- WHAT YOU SHOULD DO -
Show each line of the listing in which the word "icon" occurs.

- PROVIDED DATA -
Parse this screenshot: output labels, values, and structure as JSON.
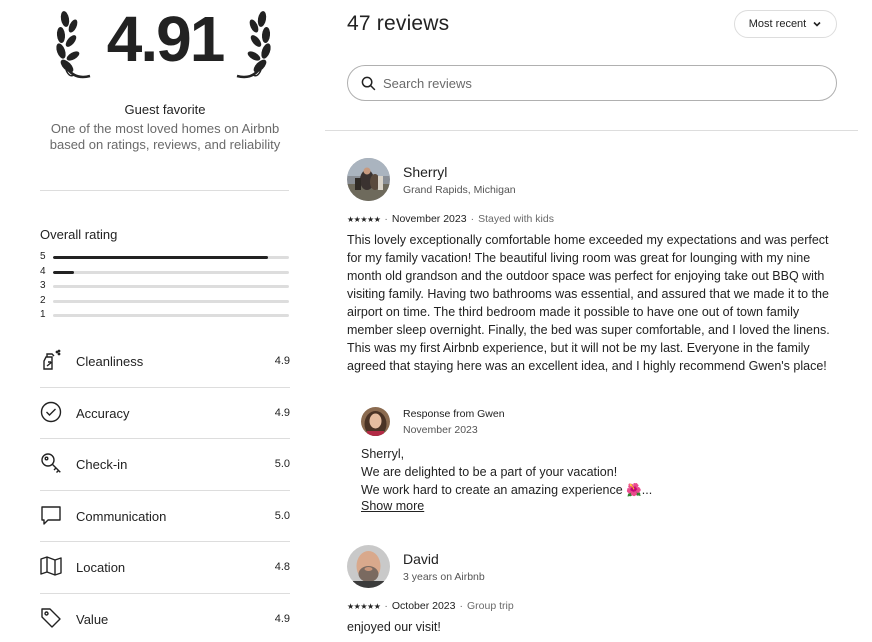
{
  "summary": {
    "rating": "4.91",
    "guest_favorite_label": "Guest favorite",
    "guest_favorite_desc": "One of the most loved homes on Airbnb based on ratings, reviews, and reliability"
  },
  "overall_rating": {
    "title": "Overall rating",
    "distribution": [
      {
        "label": "5",
        "fraction": 0.91
      },
      {
        "label": "4",
        "fraction": 0.09
      },
      {
        "label": "3",
        "fraction": 0.0
      },
      {
        "label": "2",
        "fraction": 0.0
      },
      {
        "label": "1",
        "fraction": 0.0
      }
    ]
  },
  "categories": [
    {
      "name": "Cleanliness",
      "value": "4.9",
      "icon": "spray-bottle-icon"
    },
    {
      "name": "Accuracy",
      "value": "4.9",
      "icon": "check-circle-icon"
    },
    {
      "name": "Check-in",
      "value": "5.0",
      "icon": "key-icon"
    },
    {
      "name": "Communication",
      "value": "5.0",
      "icon": "message-icon"
    },
    {
      "name": "Location",
      "value": "4.8",
      "icon": "map-icon"
    },
    {
      "name": "Value",
      "value": "4.9",
      "icon": "tag-icon"
    }
  ],
  "header": {
    "review_count": "47 reviews",
    "sort_label": "Most recent"
  },
  "search": {
    "placeholder": "Search reviews"
  },
  "reviews": [
    {
      "name": "Sherryl",
      "subtitle": "Grand Rapids, Michigan",
      "stars": "★★★★★",
      "date": "November 2023",
      "trip": "Stayed with kids",
      "text": "This lovely exceptionally comfortable home exceeded my expectations and was perfect for my family vacation! The beautiful living room was great for lounging with my nine month old grandson and the outdoor space was perfect for enjoying take out BBQ with visiting family. Having two bathrooms was essential, and assured that we made it to the airport on time. The third bedroom made it possible to have one out of town family member sleep overnight. Finally, the bed was super comfortable, and I loved the linens. This was my first Airbnb experience, but it will not be my last. Everyone in the family agreed that staying here was an excellent idea, and I highly recommend Gwen's place!",
      "response": {
        "title": "Response from Gwen",
        "date": "November 2023",
        "line1": "Sherryl,",
        "line2": "We are delighted to be a part of your vacation!",
        "line3": "We work hard to create an amazing experience 🌺...",
        "show_more": "Show more"
      }
    },
    {
      "name": "David",
      "subtitle": "3 years on Airbnb",
      "stars": "★★★★★",
      "date": "October 2023",
      "trip": "Group trip",
      "text": "enjoyed our visit!"
    }
  ],
  "meta_separator": "·",
  "colors": {
    "text": "#222222",
    "muted": "#6a6a6a",
    "divider": "#dddddd",
    "bar_fill": "#222222"
  }
}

- RESULT OF THIS TASK -
      "icon": "spray-bottle-icon"
      "icon": "check-circle-icon"
      "icon": "key-icon"
      "icon": "message-icon"
      "icon": "map-icon"
      "icon": "tag-icon"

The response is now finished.